Each of the women has her own issues. Claire is pregnant and about to marry her longtime boyfriend, Dan (Tom Berdik). Nina is a no-nonsense single woman who works at a center for abused women. Jamie is about to be divorced from her abusive husband, Ross (Mark Hofmaier), who has been seeing a much younger woman for over a year. The situation is complicated by the fact that Dan and Ross are brothers.
Only CoCo, who is too young to face the problems of a mature woman, is blissfully unconcerned with the pitfalls that await women who as Nina says, end up "cleaning up after some old fart who pees all over the bathroom floor." Besides, CoCo has a nifty deal with her boss at the bar; she sleeps with him once a week and he pays her rent.
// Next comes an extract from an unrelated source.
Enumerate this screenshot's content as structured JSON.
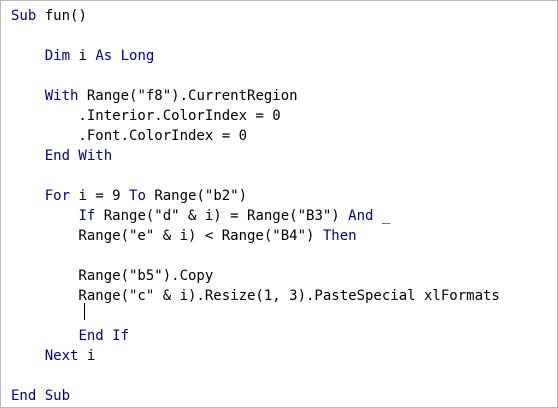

Dan is convinced Claire doesn't like his brother, especially when she refuses to help Ross find employment with the college where she works. Claire is sure Dan doesn't like Jamie and blames her for the breakup. It soon becomes apparent that Jamie and Ross's divorce may seriously threaten Claire and Dan's relationship.
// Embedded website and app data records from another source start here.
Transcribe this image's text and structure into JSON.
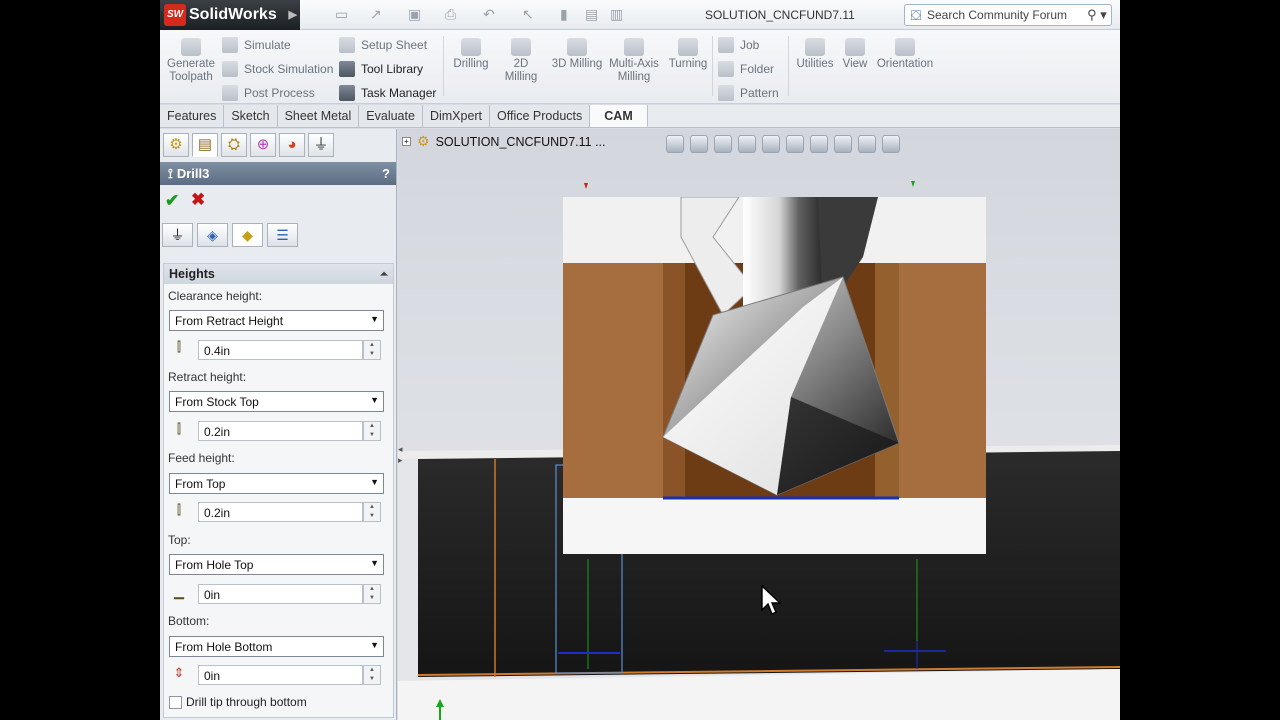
{
  "app": {
    "brand": "SolidWorks",
    "brand_badge": "SW",
    "doc_title": "SOLUTION_CNCFUND7.11",
    "search_placeholder": "Search Community Forum"
  },
  "ribbon": {
    "generate_toolpath": "Generate Toolpath",
    "simulate": "Simulate",
    "stock_simulation": "Stock Simulation",
    "post_process": "Post Process",
    "setup_sheet": "Setup Sheet",
    "tool_library": "Tool Library",
    "task_manager": "Task Manager",
    "drilling": "Drilling",
    "milling_2d": "2D Milling",
    "milling_3d": "3D Milling",
    "multi_axis": "Multi-Axis Milling",
    "turning": "Turning",
    "job": "Job",
    "folder": "Folder",
    "pattern": "Pattern",
    "utilities": "Utilities",
    "view": "View",
    "orientation": "Orientation"
  },
  "tabs": [
    "Features",
    "Sketch",
    "Sheet Metal",
    "Evaluate",
    "DimXpert",
    "Office Products",
    "CAM"
  ],
  "active_tab": "CAM",
  "property_manager": {
    "title": "Drill3",
    "help": "?",
    "group_title": "Heights",
    "fields": {
      "clearance": {
        "label": "Clearance height:",
        "mode": "From Retract Height",
        "value": "0.4in"
      },
      "retract": {
        "label": "Retract height:",
        "mode": "From Stock Top",
        "value": "0.2in"
      },
      "feed": {
        "label": "Feed height:",
        "mode": "From Top",
        "value": "0.2in"
      },
      "top": {
        "label": "Top:",
        "mode": "From Hole Top",
        "value": "0in"
      },
      "bottom": {
        "label": "Bottom:",
        "mode": "From Hole Bottom",
        "value": "0in"
      }
    },
    "drill_tip_label": "Drill tip through bottom",
    "drill_tip_checked": false
  },
  "viewport": {
    "tree_root": "SOLUTION_CNCFUND7.11 ..."
  }
}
As Claire and Jamie attempt to sort out their lives, the two bystanders, CoCo and Nina, chime in with advice from opposite poles of the female experience. CoCo believes women need to look out for themselves. In fact, she seems much more concerned with men who are trapped in boring marriages then the women they are betraying. Nina maintains that "being monogamous is what gets you through the unhappy stretches." As the play unfolds, it often seems that CoCo and Nina, as portrayed by the capable Anderson and Friedman, are far more interesting than the actual combatants.
With the aid of a curtain, which doubles as a screen for projections, placed center stage, Sylvester keeps the action moving briskly from scene to scene. This gives the audience ample opportunity to understand the situation from all the different point of view.
Dealing with relationships in a post-feminist world can be an opportunity for blazing new paths into our psyches and our cultural and social expectations and values. Chetkovich's play is not an insignificant attempt. It has wit and zest. But, in the end, it simply rehashes the old complaints — albeit quite eloquently.
Often Chetkovich seems to be working with an outdated paradigm. But who among the sisterhood would not at least partly agree with Nina when she says, "Women are a mess. They're weak and inconsistent, desperate for approval, devious as hell. They don't want to pay their own way, and then they're surprised when men expect something in return. They say they want power, and then they cry if someone's mean to them. They're horrible to other women, and all they want to talk about is men. I can barely stand to be around them half the time. But I can't help it — they're my tribe."